For Swinney, 51, it has been a blessing.
In 2001, he tore the meniscus in his left knee while working as a union carpenter in Tacoma. He hasn’t worked since the injury and said he might need surgery to replace the knee.
Three years later, a friend and his wife were expecting their first child and their bull, Shorty, needed a new home.
Swinney happily obliged. After all, his first job had been taking care of a barn and training horses when he was 14.
“It was in my blood,” he said. “I stuck with it my whole life.”
Swinney has rode brahma bulls before but said he isn’t skilled at it. Instead, he specializes in raising them to compete in the Professional Bull Riders and American Bucking Bull, Inc. circuits.
It’s a career that Swinney can make a living on — he said a top-48 placer with one bull can earn a minimum of $50,000 per year.
It’s not exactly easy money, though.
“The guys spend eight seconds on the bull and they’re done,” Swinney said. “They’ll tell you the hardest job in the business is a stock contractor.”
He points toward his once-straight metal gate as an example. Swinney said the manufacturer told him it was the strongest one his company could produce, but Shorty has given it a distinct curve by rushing it several times.
At his former residence, neighbors used to yell, “Cowboy Up,” to get Swinney’s attention when Shorty hurdled the fence and wandered through the yard.
Swinney maintains a person must be “loving and adventuresome” to raise bulls.
“You can’t have an anger-management problem because every once in a while, you’re going to be on the short end of the bull,” he said.

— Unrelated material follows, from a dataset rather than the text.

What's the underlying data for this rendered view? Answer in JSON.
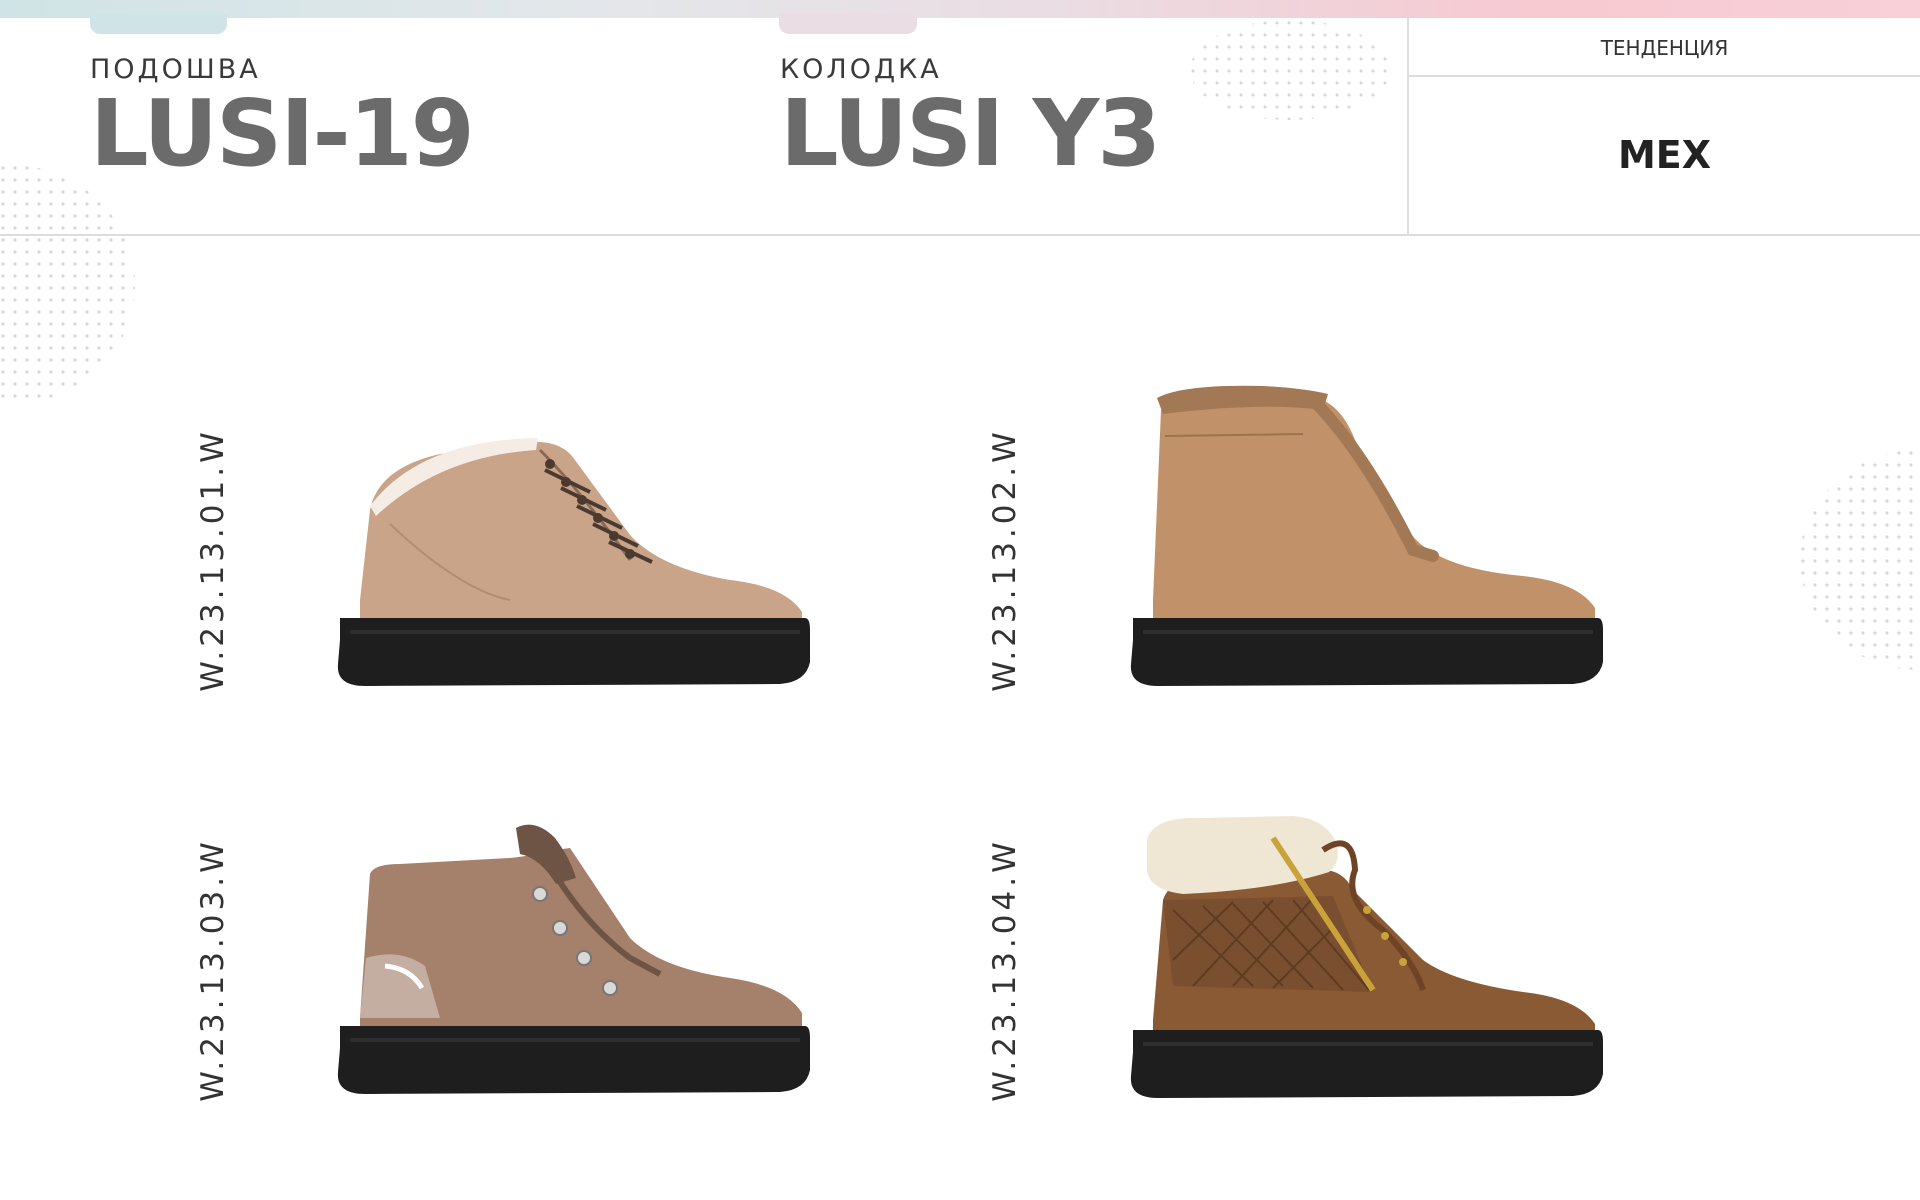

It also is an investment. The 800-pound hay bales he buys at $70 each to feed them last a little more than a week. Swinney also has to keep his beef cattle at a separate ranch from his “professional athletes.”
“If they see you slaughtering a bowline, they’re going to wonder when they’re next,” he said. “They’re smarter than people give them credit for.”
And friendlier, too.
“Most people think bulls are just mean,” he said. “But if you show them love, respect and consideration, they’re just sweethearts.”
That doesn’t mean they aren’t ornery at times. Swinney said Shorty now is eligible to compete in the PBR because he’s 4 years old.
Getting him to those events can be a challenge at times, though. He uses a hose to spray water around his neck to move him to the trailer.
And if the water hits his head, look out.
Shorty has come after Swinney when that’s occurred and “tossed me around for a while.”
The PBR competes at locations throughout the United States, and when Shorty arrives, Swinney expects him to be desirable because full-blooded brahma bulls are rare.
He said he just needs to use a grinder to get Shorty’s horns to regulation length to avoid spearing before he’s ready.
“If you look at PBR, almost all the bulls are crossed with brahma because they have the longer legs, they’re more agile and they have the hump,” Swinney said. “Shorty and his boys can clear a 5-foot fence standing still.”
From a distance — or even inside with the family — Swinney watches and talks to the bulls with a smile. After all, it beats the alternative.
“Instead of going stir crazy, I’m raising my bulls,” he said. “I guess they were destined to come into my life. It’s been a godsend that they’ve come along.”